On Monday, France’s data handler issued a penalty of 50 million Euros (USD 57 million) for US search giant Google. It fined Google under the EU’s strict General Data Protection Regulation (GDPR), and it happened for the first time. The news came up that Google was not efficient in providing glassy and easily accessible information on its data consent policies. Hence, it got a recorded fine from CNIL.
According to CNIL, Google users had some problems with understanding as well as managing preferences. They faced issues handling their personal information and the way this information came into use.
A spokesperson from Google stated that the people were seen anticipating high standards of transparency and control from us. He further added that they give firm commitments so that they could meet the expectations and requirements of the GDPR. Google currently is examining to come up with its new move.
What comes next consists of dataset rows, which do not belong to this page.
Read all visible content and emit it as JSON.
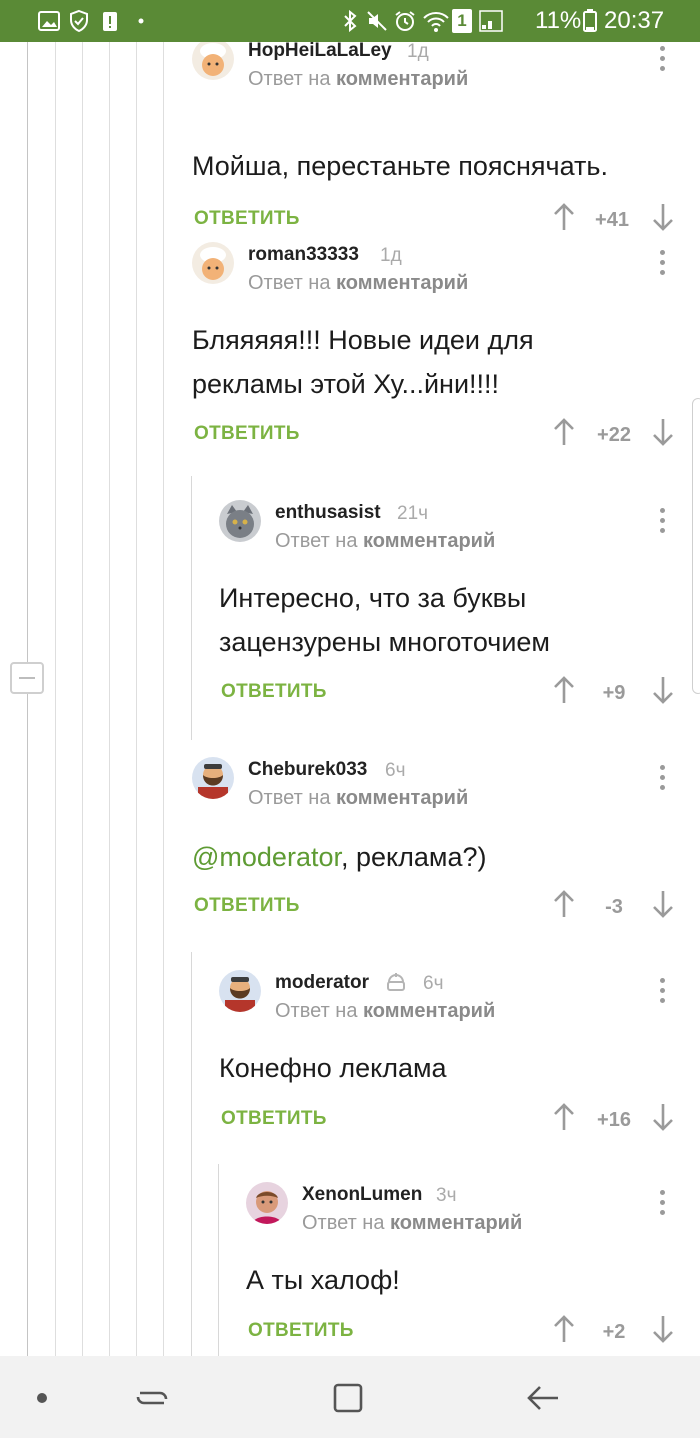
{
  "status_bar": {
    "battery_percent": "11%",
    "time": "20:37",
    "sim_label": "1",
    "icons": [
      "image-icon",
      "shield-icon",
      "alert-icon",
      "dot-icon",
      "bluetooth-icon",
      "mute-icon",
      "alarm-icon",
      "wifi-icon",
      "sim-icon",
      "signal-icon",
      "battery-icon"
    ]
  },
  "comments": [
    {
      "username": "HopHeiLaLaLey",
      "time": "1д",
      "reply_prefix": "Ответ на",
      "reply_target": "комментарий",
      "lines": [
        "Мойша, перестаньте пояснячать."
      ],
      "reply_label": "ОТВЕТИТЬ",
      "score": "+41",
      "avatar": "chef-avatar"
    },
    {
      "username": "roman33333",
      "time": "1д",
      "reply_prefix": "Ответ на",
      "reply_target": "комментарий",
      "lines": [
        "Бляяяяя!!! Новые идеи для",
        "рекламы этой Ху...йни!!!!"
      ],
      "reply_label": "ОТВЕТИТЬ",
      "score": "+22",
      "avatar": "chef-avatar"
    },
    {
      "username": "enthusasist",
      "time": "21ч",
      "reply_prefix": "Ответ на",
      "reply_target": "комментарий",
      "lines": [
        "Интересно, что за буквы",
        "зацензурены многоточием"
      ],
      "reply_label": "ОТВЕТИТЬ",
      "score": "+9",
      "avatar": "cat-avatar"
    },
    {
      "username": "Cheburek033",
      "time": "6ч",
      "reply_prefix": "Ответ на",
      "reply_target": "комментарий",
      "mention": "@moderator",
      "text_after_mention": ", реклама?)",
      "reply_label": "ОТВЕТИТЬ",
      "score": "-3",
      "avatar": "bearded-man-avatar"
    },
    {
      "username": "moderator",
      "time": "6ч",
      "reply_prefix": "Ответ на",
      "reply_target": "комментарий",
      "lines": [
        "Конефно леклама"
      ],
      "reply_label": "ОТВЕТИТЬ",
      "score": "+16",
      "avatar": "bearded-man-avatar",
      "badge_icon": "moderator-badge-icon"
    },
    {
      "username": "XenonLumen",
      "time": "3ч",
      "reply_prefix": "Ответ на",
      "reply_target": "комментарий",
      "lines": [
        "А ты халоф!"
      ],
      "reply_label": "ОТВЕТИТЬ",
      "score": "+2",
      "avatar": "pink-avatar"
    }
  ],
  "nav_bar": {
    "icons": [
      "dot-icon",
      "recent-apps-icon",
      "home-icon",
      "back-icon"
    ]
  },
  "colors": {
    "status_bar": "#5a8a36",
    "reply_link": "#7cb342",
    "mention": "#5e9b33"
  }
}
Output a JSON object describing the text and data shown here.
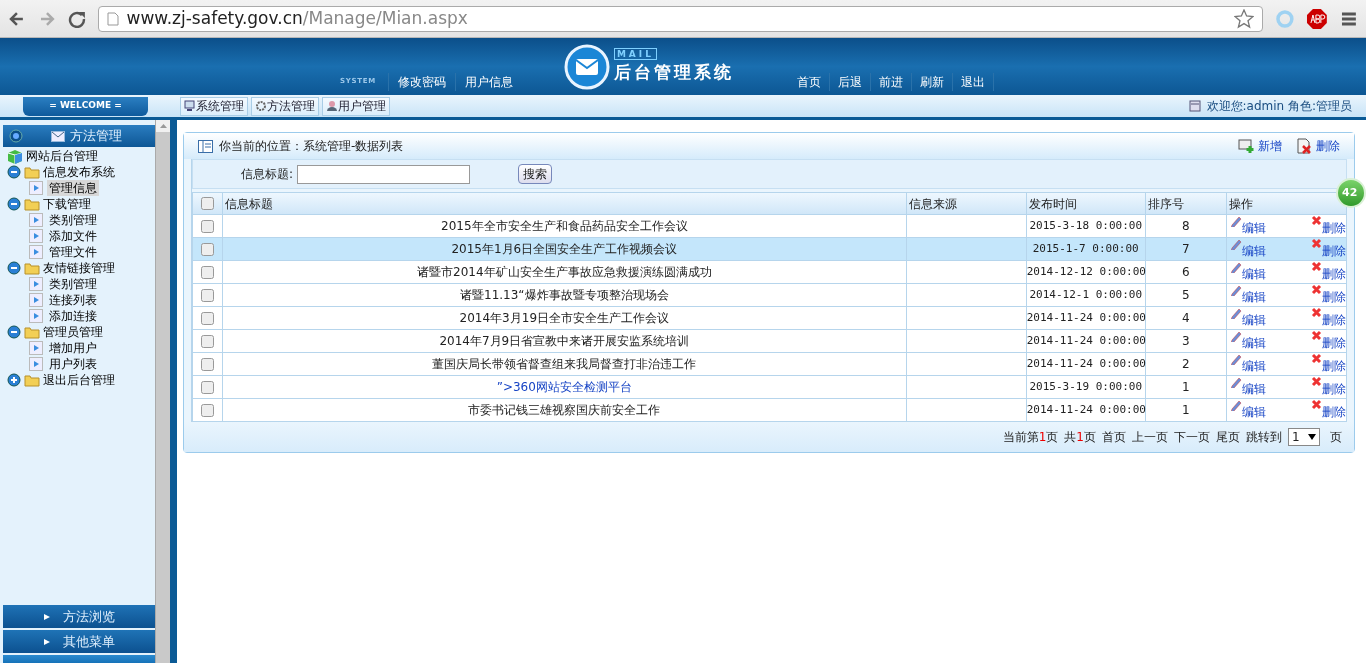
{
  "browser": {
    "url_host": "www.zj-safety.gov.cn",
    "url_path": "/Manage/Mian.aspx"
  },
  "header": {
    "system_label": "SYSTEM",
    "left_nav": [
      "修改密码",
      "用户信息"
    ],
    "logo_small": "MAIL",
    "title": "后台管理系统",
    "right_nav": [
      "首页",
      "后退",
      "前进",
      "刷新",
      "退出"
    ]
  },
  "subbar": {
    "welcome": "= WELCOME =",
    "tabs": [
      "系统管理",
      "方法管理",
      "用户管理"
    ],
    "user_info": "欢迎您:admin 角色:管理员"
  },
  "sidebar": {
    "title": "方法管理",
    "root": "网站后台管理",
    "tree": [
      {
        "label": "信息发布系统",
        "expanded": true,
        "children": [
          {
            "label": "管理信息",
            "selected": true
          }
        ]
      },
      {
        "label": "下载管理",
        "expanded": true,
        "children": [
          {
            "label": "类别管理",
            "selected": false
          },
          {
            "label": "添加文件",
            "selected": false
          },
          {
            "label": "管理文件",
            "selected": false
          }
        ]
      },
      {
        "label": "友情链接管理",
        "expanded": true,
        "children": [
          {
            "label": "类别管理",
            "selected": false
          },
          {
            "label": "连接列表",
            "selected": false
          },
          {
            "label": "添加连接",
            "selected": false
          }
        ]
      },
      {
        "label": "管理员管理",
        "expanded": true,
        "children": [
          {
            "label": "增加用户",
            "selected": false
          },
          {
            "label": "用户列表",
            "selected": false
          }
        ]
      },
      {
        "label": "退出后台管理",
        "expanded": false
      }
    ],
    "bottom_menus": [
      "方法浏览",
      "其他菜单"
    ]
  },
  "panel": {
    "breadcrumb": "你当前的位置：系统管理-数据列表",
    "actions": [
      {
        "kind": "add",
        "label": "新增"
      },
      {
        "kind": "delete",
        "label": "删除"
      }
    ],
    "search": {
      "label": "信息标题:",
      "button": "搜索"
    },
    "table": {
      "columns": [
        "信息标题",
        "信息来源",
        "发布时间",
        "排序号",
        "操作"
      ],
      "header_checked": false,
      "rows": [
        {
          "title": "2015年全市安全生产和食品药品安全工作会议",
          "kind": "text",
          "time": "2015-3-18 0:00:00",
          "order": "8",
          "selected": false,
          "checked": false
        },
        {
          "title": "2015年1月6日全国安全生产工作视频会议",
          "kind": "text",
          "time": "2015-1-7 0:00:00",
          "order": "7",
          "selected": true,
          "checked": false
        },
        {
          "title": "诸暨市2014年矿山安全生产事故应急救援演练圆满成功",
          "kind": "text",
          "time": "2014-12-12 0:00:00",
          "order": "6",
          "selected": false,
          "checked": false
        },
        {
          "title": "诸暨11.13“爆炸事故暨专项整治现场会",
          "kind": "text",
          "time": "2014-12-1 0:00:00",
          "order": "5",
          "selected": false,
          "checked": false
        },
        {
          "title": "2014年3月19日全市安全生产工作会议",
          "kind": "text",
          "time": "2014-11-24 0:00:00",
          "order": "4",
          "selected": false,
          "checked": false
        },
        {
          "title": "2014年7月9日省宣教中来诸开展安监系统培训",
          "kind": "text",
          "time": "2014-11-24 0:00:00",
          "order": "3",
          "selected": false,
          "checked": false
        },
        {
          "title": "董国庆局长带领省督查组来我局督查打非治违工作",
          "kind": "text",
          "time": "2014-11-24 0:00:00",
          "order": "2",
          "selected": false,
          "checked": false
        },
        {
          "title": "”>360网站安全检测平台",
          "kind": "link",
          "time": "2015-3-19 0:00:00",
          "order": "1",
          "selected": false,
          "checked": false
        },
        {
          "title": "市委书记钱三雄视察国庆前安全工作",
          "kind": "text",
          "time": "2014-11-24 0:00:00",
          "order": "1",
          "selected": false,
          "checked": false
        }
      ],
      "row_actions": [
        [
          "编辑",
          "删除"
        ],
        [
          "编辑",
          "删除"
        ],
        [
          "编辑",
          "删除"
        ],
        [
          "编辑",
          "删除"
        ],
        [
          "编辑",
          "删除"
        ],
        [
          "编辑",
          "删除"
        ],
        [
          "编辑",
          "删除"
        ],
        [
          "编辑",
          "删除"
        ],
        [
          "编辑",
          "删除"
        ]
      ]
    },
    "pager": {
      "current_prefix": "当前第",
      "current": "1",
      "current_suffix": "页",
      "total_prefix": "共",
      "total": "1",
      "total_suffix": "页",
      "links": [
        "首页",
        "上一页",
        "下一页",
        "尾页"
      ],
      "jump_label": "跳转到",
      "jump_value": "1",
      "jump_suffix": "页"
    }
  },
  "float_badge": "42"
}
Sources revealed that the complaints came from two advocacy groups in May 2018.
Among the two charges, one was filed by France’s Quadrature du Net group consisting of 10,000 signatories. The other lodged complaint was by None Of Your Business, owned by Max Schrems, an Austrian privacy activist. Shortly, after this complaint lodging, GDPR came into effect.
Google was held responsible for securing “forced consent” through its Android mobile operating software. According to Schrems, Google used pop-up boxes online. It indicated that its services cannot be rendered unless the users accept the provided conditions. According to CNIL too, the information provided by Google was not sufficiently transparent for the users to understand. the legal basis for targeted advertising is consent, and not Google’s legitimate business interests,”
It is not the first time that Google has been asked to work over its policies. In 2014, Google was fined 150,000 Euros for failing to comply with its privacy guidelines for personal data.
Source – IndiaTimes